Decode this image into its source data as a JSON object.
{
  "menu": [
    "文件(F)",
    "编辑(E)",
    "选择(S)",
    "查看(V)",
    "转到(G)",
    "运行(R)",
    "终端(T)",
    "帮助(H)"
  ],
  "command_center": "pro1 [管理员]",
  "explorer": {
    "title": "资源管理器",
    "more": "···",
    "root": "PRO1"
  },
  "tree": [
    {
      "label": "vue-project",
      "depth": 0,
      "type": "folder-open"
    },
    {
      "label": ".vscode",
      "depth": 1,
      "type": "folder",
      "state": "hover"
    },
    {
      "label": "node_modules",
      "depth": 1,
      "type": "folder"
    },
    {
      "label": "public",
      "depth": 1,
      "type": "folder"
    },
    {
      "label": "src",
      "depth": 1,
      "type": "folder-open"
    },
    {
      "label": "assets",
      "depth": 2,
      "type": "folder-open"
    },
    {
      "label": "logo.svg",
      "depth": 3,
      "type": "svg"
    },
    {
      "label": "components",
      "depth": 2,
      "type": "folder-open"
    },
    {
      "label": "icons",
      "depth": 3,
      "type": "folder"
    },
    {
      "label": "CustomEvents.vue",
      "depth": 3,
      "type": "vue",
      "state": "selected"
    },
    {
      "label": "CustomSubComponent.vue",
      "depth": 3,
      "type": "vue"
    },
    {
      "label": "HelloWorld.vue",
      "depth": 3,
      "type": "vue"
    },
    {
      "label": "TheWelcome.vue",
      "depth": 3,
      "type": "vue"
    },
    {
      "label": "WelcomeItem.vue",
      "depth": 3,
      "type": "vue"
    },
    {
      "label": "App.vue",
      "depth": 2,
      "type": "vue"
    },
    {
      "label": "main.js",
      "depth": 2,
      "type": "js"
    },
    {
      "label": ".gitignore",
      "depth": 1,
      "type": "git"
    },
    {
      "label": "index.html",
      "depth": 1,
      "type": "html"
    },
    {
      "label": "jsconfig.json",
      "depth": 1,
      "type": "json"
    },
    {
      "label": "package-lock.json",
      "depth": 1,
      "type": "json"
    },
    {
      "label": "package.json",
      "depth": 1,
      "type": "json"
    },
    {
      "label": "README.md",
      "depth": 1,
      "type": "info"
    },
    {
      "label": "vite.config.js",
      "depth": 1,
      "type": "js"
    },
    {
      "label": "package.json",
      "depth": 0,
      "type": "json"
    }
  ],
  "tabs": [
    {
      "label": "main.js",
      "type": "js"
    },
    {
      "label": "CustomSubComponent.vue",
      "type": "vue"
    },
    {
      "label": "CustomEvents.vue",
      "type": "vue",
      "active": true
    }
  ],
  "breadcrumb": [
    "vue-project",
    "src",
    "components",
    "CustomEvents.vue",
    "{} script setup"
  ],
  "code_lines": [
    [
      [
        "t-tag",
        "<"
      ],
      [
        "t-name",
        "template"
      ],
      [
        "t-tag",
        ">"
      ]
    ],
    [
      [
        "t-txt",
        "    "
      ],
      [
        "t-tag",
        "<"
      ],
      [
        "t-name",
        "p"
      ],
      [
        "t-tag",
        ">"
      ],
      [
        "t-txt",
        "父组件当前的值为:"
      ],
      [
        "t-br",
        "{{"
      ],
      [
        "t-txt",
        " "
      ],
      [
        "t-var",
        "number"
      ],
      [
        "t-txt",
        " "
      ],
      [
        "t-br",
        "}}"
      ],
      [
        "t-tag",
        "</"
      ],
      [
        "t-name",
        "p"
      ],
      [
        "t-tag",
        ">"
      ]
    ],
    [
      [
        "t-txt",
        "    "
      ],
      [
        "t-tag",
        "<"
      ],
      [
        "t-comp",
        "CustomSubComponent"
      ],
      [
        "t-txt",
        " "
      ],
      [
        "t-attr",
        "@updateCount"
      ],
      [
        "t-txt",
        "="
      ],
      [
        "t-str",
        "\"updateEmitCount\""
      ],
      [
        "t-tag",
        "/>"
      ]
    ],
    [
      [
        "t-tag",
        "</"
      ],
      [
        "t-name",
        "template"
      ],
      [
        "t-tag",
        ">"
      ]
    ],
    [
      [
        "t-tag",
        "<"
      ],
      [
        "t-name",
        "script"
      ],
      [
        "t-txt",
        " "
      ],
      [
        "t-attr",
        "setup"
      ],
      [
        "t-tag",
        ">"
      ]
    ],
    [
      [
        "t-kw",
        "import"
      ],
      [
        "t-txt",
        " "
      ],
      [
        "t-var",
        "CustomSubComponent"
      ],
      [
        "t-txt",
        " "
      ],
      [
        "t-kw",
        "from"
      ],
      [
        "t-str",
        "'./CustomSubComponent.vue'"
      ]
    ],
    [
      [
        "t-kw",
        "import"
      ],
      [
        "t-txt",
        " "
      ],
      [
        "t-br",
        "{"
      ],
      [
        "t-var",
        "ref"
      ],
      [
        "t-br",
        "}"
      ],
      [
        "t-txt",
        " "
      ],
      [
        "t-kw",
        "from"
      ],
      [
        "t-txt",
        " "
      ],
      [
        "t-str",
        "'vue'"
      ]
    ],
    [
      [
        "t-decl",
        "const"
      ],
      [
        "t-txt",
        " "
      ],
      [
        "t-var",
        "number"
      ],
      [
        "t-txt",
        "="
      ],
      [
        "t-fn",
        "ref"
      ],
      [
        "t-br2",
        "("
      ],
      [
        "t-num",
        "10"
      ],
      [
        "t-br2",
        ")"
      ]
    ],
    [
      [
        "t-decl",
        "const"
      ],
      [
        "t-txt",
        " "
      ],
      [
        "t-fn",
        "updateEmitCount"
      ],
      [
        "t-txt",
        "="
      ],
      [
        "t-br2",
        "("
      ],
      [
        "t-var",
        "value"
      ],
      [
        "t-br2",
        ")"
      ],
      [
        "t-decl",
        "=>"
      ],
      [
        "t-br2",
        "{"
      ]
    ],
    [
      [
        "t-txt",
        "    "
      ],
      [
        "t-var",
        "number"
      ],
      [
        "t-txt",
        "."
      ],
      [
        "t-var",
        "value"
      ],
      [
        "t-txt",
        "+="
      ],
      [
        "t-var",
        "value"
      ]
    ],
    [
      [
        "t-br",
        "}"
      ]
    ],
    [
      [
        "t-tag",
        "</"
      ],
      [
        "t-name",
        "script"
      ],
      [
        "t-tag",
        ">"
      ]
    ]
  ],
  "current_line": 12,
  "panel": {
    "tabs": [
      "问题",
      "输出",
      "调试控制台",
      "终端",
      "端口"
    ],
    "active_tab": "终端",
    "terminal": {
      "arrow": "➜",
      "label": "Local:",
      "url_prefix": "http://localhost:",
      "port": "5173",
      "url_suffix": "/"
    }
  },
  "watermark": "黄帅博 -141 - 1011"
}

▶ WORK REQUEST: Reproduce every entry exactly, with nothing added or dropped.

▶ RESPONSE:
Decode this image into its source data as a JSON object.
{
  "menu": [
    "文件(F)",
    "编辑(E)",
    "选择(S)",
    "查看(V)",
    "转到(G)",
    "运行(R)",
    "终端(T)",
    "帮助(H)"
  ],
  "command_center": "pro1 [管理员]",
  "explorer": {
    "title": "资源管理器",
    "more": "···",
    "root": "PRO1"
  },
  "tree": [
    {
      "label": "vue-project",
      "depth": 0,
      "type": "folder-open"
    },
    {
      "label": ".vscode",
      "depth": 1,
      "type": "folder",
      "state": "hover"
    },
    {
      "label": "node_modules",
      "depth": 1,
      "type": "folder"
    },
    {
      "label": "public",
      "depth": 1,
      "type": "folder"
    },
    {
      "label": "src",
      "depth": 1,
      "type": "folder-open"
    },
    {
      "label": "assets",
      "depth": 2,
      "type": "folder-open"
    },
    {
      "label": "logo.svg",
      "depth": 3,
      "type": "svg"
    },
    {
      "label": "components",
      "depth": 2,
      "type": "folder-open"
    },
    {
      "label": "icons",
      "depth": 3,
      "type": "folder"
    },
    {
      "label": "CustomEvents.vue",
      "depth": 3,
      "type": "vue",
      "state": "selected"
    },
    {
      "label": "CustomSubComponent.vue",
      "depth": 3,
      "type": "vue"
    },
    {
      "label": "HelloWorld.vue",
      "depth": 3,
      "type": "vue"
    },
    {
      "label": "TheWelcome.vue",
      "depth": 3,
      "type": "vue"
    },
    {
      "label": "WelcomeItem.vue",
      "depth": 3,
      "type": "vue"
    },
    {
      "label": "App.vue",
      "depth": 2,
      "type": "vue"
    },
    {
      "label": "main.js",
      "depth": 2,
      "type": "js"
    },
    {
      "label": ".gitignore",
      "depth": 1,
      "type": "git"
    },
    {
      "label": "index.html",
      "depth": 1,
      "type": "html"
    },
    {
      "label": "jsconfig.json",
      "depth": 1,
      "type": "json"
    },
    {
      "label": "package-lock.json",
      "depth": 1,
      "type": "json"
    },
    {
      "label": "package.json",
      "depth": 1,
      "type": "json"
    },
    {
      "label": "README.md",
      "depth": 1,
      "type": "info"
    },
    {
      "label": "vite.config.js",
      "depth": 1,
      "type": "js"
    },
    {
      "label": "package.json",
      "depth": 0,
      "type": "json"
    }
  ],
  "tabs": [
    {
      "label": "main.js",
      "type": "js"
    },
    {
      "label": "CustomSubComponent.vue",
      "type": "vue"
    },
    {
      "label": "CustomEvents.vue",
      "type": "vue",
      "active": true
    }
  ],
  "breadcrumb": [
    "vue-project",
    "src",
    "components",
    "CustomEvents.vue",
    "{} script setup"
  ],
  "code_lines": [
    [
      [
        "t-tag",
        "<"
      ],
      [
        "t-name",
        "template"
      ],
      [
        "t-tag",
        ">"
      ]
    ],
    [
      [
        "t-txt",
        "    "
      ],
      [
        "t-tag",
        "<"
      ],
      [
        "t-name",
        "p"
      ],
      [
        "t-tag",
        ">"
      ],
      [
        "t-txt",
        "父组件当前的值为:"
      ],
      [
        "t-br",
        "{{"
      ],
      [
        "t-txt",
        " "
      ],
      [
        "t-var",
        "number"
      ],
      [
        "t-txt",
        " "
      ],
      [
        "t-br",
        "}}"
      ],
      [
        "t-tag",
        "</"
      ],
      [
        "t-name",
        "p"
      ],
      [
        "t-tag",
        ">"
      ]
    ],
    [
      [
        "t-txt",
        "    "
      ],
      [
        "t-tag",
        "<"
      ],
      [
        "t-comp",
        "CustomSubComponent"
      ],
      [
        "t-txt",
        " "
      ],
      [
        "t-attr",
        "@updateCount"
      ],
      [
        "t-txt",
        "="
      ],
      [
        "t-str",
        "\"updateEmitCount\""
      ],
      [
        "t-tag",
        "/>"
      ]
    ],
    [
      [
        "t-tag",
        "</"
      ],
      [
        "t-name",
        "template"
      ],
      [
        "t-tag",
        ">"
      ]
    ],
    [
      [
        "t-tag",
        "<"
      ],
      [
        "t-name",
        "script"
      ],
      [
        "t-txt",
        " "
      ],
      [
        "t-attr",
        "setup"
      ],
      [
        "t-tag",
        ">"
      ]
    ],
    [
      [
        "t-kw",
        "import"
      ],
      [
        "t-txt",
        " "
      ],
      [
        "t-var",
        "CustomSubComponent"
      ],
      [
        "t-txt",
        " "
      ],
      [
        "t-kw",
        "from"
      ],
      [
        "t-str",
        "'./CustomSubComponent.vue'"
      ]
    ],
    [
      [
        "t-kw",
        "import"
      ],
      [
        "t-txt",
        " "
      ],
      [
        "t-br",
        "{"
      ],
      [
        "t-var",
        "ref"
      ],
      [
        "t-br",
        "}"
      ],
      [
        "t-txt",
        " "
      ],
      [
        "t-kw",
        "from"
      ],
      [
        "t-txt",
        " "
      ],
      [
        "t-str",
        "'vue'"
      ]
    ],
    [
      [
        "t-decl",
        "const"
      ],
      [
        "t-txt",
        " "
      ],
      [
        "t-var",
        "number"
      ],
      [
        "t-txt",
        "="
      ],
      [
        "t-fn",
        "ref"
      ],
      [
        "t-br2",
        "("
      ],
      [
        "t-num",
        "10"
      ],
      [
        "t-br2",
        ")"
      ]
    ],
    [
      [
        "t-decl",
        "const"
      ],
      [
        "t-txt",
        " "
      ],
      [
        "t-fn",
        "updateEmitCount"
      ],
      [
        "t-txt",
        "="
      ],
      [
        "t-br2",
        "("
      ],
      [
        "t-var",
        "value"
      ],
      [
        "t-br2",
        ")"
      ],
      [
        "t-decl",
        "=>"
      ],
      [
        "t-br2",
        "{"
      ]
    ],
    [
      [
        "t-txt",
        "    "
      ],
      [
        "t-var",
        "number"
      ],
      [
        "t-txt",
        "."
      ],
      [
        "t-var",
        "value"
      ],
      [
        "t-txt",
        "+="
      ],
      [
        "t-var",
        "value"
      ]
    ],
    [
      [
        "t-br",
        "}"
      ]
    ],
    [
      [
        "t-tag",
        "</"
      ],
      [
        "t-name",
        "script"
      ],
      [
        "t-tag",
        ">"
      ]
    ]
  ],
  "current_line": 12,
  "panel": {
    "tabs": [
      "问题",
      "输出",
      "调试控制台",
      "终端",
      "端口"
    ],
    "active_tab": "终端",
    "terminal": {
      "arrow": "➜",
      "label": "Local:",
      "url_prefix": "http://localhost:",
      "port": "5173",
      "url_suffix": "/"
    }
  },
  "watermark": "黄帅博 -141 - 1011"
}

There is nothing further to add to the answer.